▸ **Task objective**
Show every line of the material that follows in which the word "JSON" occurs.

▸ **Data for the task**
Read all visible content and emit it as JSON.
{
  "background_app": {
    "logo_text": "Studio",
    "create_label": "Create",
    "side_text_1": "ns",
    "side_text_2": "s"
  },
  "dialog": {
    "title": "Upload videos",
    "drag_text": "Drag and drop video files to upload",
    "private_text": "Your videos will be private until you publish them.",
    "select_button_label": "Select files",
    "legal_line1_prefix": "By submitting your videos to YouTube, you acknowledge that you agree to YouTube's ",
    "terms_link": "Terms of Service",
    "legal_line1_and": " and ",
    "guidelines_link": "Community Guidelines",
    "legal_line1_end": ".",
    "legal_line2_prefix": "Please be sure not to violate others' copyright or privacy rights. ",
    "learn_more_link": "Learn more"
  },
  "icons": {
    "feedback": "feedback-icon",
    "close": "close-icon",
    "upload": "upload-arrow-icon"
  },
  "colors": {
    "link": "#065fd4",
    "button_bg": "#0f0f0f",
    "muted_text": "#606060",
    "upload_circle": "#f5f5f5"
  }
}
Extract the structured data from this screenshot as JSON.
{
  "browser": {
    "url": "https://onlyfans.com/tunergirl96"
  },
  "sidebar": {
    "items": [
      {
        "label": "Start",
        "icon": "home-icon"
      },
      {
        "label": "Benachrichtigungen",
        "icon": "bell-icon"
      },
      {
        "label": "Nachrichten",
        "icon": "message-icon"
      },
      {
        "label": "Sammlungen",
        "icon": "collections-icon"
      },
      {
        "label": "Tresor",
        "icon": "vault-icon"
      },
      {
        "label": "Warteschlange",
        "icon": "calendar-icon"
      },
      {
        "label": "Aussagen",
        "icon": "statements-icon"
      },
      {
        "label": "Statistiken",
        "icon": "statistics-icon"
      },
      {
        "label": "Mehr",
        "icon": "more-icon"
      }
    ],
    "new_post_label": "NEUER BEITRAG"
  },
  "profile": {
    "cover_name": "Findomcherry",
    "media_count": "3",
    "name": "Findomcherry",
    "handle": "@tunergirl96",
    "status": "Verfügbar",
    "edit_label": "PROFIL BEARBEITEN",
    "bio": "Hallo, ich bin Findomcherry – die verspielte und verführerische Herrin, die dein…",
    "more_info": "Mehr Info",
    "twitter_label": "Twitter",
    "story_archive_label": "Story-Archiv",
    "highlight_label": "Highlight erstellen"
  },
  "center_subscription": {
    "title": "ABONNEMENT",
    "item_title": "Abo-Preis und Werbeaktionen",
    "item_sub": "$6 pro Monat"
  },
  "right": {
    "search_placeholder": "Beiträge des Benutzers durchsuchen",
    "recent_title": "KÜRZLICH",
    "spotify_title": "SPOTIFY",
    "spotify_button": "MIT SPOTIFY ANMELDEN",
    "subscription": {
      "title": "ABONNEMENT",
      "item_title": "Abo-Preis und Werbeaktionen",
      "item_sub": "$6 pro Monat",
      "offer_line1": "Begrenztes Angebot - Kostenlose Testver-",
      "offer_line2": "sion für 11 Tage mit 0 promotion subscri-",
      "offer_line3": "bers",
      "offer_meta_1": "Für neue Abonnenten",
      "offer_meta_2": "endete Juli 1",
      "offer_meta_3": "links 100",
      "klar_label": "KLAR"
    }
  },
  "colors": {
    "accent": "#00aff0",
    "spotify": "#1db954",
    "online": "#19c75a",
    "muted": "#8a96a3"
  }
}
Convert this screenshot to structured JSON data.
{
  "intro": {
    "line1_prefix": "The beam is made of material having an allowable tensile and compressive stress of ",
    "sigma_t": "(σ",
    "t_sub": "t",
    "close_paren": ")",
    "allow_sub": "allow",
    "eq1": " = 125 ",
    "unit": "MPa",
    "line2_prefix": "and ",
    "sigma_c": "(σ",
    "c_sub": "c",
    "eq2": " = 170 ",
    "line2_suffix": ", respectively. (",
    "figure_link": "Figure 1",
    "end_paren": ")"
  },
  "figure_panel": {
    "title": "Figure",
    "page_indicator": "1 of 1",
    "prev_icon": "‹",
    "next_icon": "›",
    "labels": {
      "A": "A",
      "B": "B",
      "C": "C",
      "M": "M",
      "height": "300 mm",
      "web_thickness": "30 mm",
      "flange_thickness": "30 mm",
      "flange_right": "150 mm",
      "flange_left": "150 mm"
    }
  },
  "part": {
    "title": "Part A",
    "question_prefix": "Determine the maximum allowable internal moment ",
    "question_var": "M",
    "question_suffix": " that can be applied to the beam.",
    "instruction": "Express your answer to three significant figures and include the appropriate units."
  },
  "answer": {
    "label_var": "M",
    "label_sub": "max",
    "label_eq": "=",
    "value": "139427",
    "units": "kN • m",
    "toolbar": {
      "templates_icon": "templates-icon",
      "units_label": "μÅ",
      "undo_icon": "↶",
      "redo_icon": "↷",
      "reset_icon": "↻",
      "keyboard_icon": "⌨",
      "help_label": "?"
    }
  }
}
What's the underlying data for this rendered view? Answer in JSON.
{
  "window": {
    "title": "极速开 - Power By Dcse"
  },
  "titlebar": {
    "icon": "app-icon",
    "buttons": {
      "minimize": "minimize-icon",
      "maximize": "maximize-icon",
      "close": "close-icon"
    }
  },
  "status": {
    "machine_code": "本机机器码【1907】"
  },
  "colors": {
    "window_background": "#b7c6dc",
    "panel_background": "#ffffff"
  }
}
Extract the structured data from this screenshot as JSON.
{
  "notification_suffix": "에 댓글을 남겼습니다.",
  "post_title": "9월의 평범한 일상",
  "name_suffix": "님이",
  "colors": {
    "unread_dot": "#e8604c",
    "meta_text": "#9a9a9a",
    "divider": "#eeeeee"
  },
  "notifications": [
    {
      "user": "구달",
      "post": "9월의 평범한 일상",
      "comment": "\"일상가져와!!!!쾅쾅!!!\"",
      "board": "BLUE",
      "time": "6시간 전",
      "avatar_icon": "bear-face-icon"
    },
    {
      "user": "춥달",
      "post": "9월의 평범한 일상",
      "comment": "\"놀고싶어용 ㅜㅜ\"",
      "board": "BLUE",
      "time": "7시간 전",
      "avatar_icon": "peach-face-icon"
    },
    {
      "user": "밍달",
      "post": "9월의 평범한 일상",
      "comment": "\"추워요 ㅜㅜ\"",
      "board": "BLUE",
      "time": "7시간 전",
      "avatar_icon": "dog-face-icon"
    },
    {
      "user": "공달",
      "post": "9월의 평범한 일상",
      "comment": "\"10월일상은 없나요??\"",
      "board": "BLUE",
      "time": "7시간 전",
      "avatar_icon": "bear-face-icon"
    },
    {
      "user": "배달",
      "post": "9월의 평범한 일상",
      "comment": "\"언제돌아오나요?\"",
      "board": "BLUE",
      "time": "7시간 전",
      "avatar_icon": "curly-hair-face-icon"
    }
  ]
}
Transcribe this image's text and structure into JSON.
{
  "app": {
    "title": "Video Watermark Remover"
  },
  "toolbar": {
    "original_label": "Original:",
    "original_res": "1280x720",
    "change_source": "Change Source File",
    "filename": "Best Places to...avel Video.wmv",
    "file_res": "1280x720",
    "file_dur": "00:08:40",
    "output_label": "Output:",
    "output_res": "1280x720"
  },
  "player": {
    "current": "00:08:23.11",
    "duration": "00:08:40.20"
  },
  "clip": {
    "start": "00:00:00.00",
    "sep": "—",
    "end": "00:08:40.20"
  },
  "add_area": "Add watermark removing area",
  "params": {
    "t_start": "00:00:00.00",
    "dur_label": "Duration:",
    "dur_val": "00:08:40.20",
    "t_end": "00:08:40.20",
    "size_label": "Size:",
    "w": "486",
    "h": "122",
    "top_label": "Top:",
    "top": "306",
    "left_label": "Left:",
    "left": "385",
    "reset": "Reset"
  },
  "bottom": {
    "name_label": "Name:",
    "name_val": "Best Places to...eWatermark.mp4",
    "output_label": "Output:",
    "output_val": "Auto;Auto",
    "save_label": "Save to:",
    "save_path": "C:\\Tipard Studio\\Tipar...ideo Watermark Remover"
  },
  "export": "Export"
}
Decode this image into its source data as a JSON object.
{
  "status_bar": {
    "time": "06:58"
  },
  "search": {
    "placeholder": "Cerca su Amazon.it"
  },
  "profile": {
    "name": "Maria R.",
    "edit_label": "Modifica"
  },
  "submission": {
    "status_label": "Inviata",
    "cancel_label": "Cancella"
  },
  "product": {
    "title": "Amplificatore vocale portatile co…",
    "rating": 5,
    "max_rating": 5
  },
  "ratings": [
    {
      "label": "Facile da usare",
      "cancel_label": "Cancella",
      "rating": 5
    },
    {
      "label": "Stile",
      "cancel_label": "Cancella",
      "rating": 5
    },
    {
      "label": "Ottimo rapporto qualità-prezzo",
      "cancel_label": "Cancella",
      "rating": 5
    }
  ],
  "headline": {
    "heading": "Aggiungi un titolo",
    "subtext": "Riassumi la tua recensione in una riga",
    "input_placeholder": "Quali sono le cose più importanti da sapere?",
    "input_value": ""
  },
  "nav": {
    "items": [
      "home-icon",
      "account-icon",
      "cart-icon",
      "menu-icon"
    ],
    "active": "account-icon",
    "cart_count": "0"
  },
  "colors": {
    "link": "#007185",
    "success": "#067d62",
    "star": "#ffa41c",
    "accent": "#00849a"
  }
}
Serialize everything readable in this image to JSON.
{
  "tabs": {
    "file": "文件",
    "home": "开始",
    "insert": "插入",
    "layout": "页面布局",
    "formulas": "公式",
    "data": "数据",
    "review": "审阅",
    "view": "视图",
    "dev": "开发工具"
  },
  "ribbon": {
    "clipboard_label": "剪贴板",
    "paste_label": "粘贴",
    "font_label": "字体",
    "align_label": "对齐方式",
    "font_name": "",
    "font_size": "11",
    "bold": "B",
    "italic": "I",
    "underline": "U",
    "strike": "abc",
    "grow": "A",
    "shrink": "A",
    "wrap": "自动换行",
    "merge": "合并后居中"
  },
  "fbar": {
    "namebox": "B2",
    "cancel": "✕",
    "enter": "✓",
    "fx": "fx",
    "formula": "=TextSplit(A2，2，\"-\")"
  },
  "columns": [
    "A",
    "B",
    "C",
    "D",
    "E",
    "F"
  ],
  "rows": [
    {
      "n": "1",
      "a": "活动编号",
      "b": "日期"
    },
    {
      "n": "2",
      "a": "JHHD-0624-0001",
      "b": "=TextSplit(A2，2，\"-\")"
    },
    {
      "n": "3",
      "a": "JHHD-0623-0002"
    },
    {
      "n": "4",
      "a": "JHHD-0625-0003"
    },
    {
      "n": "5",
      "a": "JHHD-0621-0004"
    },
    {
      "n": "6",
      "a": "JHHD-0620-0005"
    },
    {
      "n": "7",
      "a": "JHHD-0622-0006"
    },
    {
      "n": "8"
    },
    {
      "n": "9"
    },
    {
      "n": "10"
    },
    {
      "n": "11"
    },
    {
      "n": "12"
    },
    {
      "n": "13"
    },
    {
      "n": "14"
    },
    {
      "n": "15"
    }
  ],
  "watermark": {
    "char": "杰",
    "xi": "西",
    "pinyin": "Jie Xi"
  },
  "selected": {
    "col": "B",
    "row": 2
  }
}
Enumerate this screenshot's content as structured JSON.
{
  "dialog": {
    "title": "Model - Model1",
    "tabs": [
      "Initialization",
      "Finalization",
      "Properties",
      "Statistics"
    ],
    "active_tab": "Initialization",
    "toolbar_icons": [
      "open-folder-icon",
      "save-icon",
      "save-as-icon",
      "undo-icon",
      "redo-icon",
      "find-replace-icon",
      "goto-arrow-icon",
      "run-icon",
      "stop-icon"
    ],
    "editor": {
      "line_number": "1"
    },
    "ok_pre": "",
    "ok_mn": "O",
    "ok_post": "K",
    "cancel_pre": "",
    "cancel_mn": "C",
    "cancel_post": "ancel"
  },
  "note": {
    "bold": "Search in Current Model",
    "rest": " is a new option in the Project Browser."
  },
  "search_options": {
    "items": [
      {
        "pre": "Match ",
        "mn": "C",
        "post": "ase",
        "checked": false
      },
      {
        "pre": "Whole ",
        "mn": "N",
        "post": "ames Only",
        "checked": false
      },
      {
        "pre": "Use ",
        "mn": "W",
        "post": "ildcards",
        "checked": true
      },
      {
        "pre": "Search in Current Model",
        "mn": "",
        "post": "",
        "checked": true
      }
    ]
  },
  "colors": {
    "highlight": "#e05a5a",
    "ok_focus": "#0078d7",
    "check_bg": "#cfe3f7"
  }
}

▸ **Written response**
Read all visible content and emit it as JSON.
Extract the structured data from this screenshot as JSON.
Convert this screenshot to structured JSON data.
What's the underlying data for this rendered view? Answer in JSON.
Extract the structured data from this screenshot as JSON.
Transcribe this image's text and structure into JSON.
Decode this image into its source data as a JSON object.
Serialize everything readable in this image to JSON.
Enumerate this screenshot's content as structured JSON.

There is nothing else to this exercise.